Personal Productivity Stack Exchange is a question and answer site for people wanting to improve their personal productivity. Join them; it only takes a minute:

Sign up
Here's how it works:
  1. Anybody can ask a question
  2. Anybody can answer
  3. The best answers are voted up and rise to the top

Today I was participating in a discussion panel for instructors at my university and we got to talking about time management. I recommend to the audience that they should read David Allen's GTD book, and everyone perked up and started taking notes as I described what it was all about. It gave me the idea that I might give a workshop or write a book about "GTD for academics" or something like this.

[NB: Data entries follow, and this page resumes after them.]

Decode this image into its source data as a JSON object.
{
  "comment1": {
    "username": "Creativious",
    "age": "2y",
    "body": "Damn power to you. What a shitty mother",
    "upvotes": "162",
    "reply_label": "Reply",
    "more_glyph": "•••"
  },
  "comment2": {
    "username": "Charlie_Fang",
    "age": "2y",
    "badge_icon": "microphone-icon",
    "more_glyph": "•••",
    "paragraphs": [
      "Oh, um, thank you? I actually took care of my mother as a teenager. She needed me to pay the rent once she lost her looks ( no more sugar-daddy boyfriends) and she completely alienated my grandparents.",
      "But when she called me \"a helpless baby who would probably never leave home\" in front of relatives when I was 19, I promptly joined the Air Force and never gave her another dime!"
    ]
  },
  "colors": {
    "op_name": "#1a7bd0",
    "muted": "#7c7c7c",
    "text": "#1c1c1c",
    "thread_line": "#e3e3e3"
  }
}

My question is, if I were to give such a workshop or write such a book, would I have to clear this with David Allen's company or publisher? Or is "GTD" something that is more of a concept than a product?

I'd appreciate anyone's thoughts on this, especially if you have experience doing what I've described.

share|improve this question

closed as off-topic by Rory Alsop May 23 '14 at 20:53

  • This question does not appear to be about personal productivity within the scope defined in the help center.
If this question can be reworded to fit the rules in the help center, please edit the question.

GTD is a registered trademark of The David Allen Co. - – Josh Bruce May 23 '14 at 19:26
This question appears to be off-topic because it is not about personal productivity. It is about the requirements for permission to use trademarked or copyrighted materials. – Rory Alsop May 23 '14 at 20:53
The fact that GTD and "Getting things done" are registered trademarks does not mean that you cannot use them. You just cannot use them as trademarks. This means that, if you make profit out of your talks, you should not use these trademarks to sell your talk. Remember that you still have the right to quote and the right to cite. "Getting things done" is a pretty common sentence in English, and its acronym GTD has become very popular. There's nothing wrong in using them, as long as you don't associate them with a product. – jordix May 28 '14 at 8:23

Browse other questions tagged or ask your own question.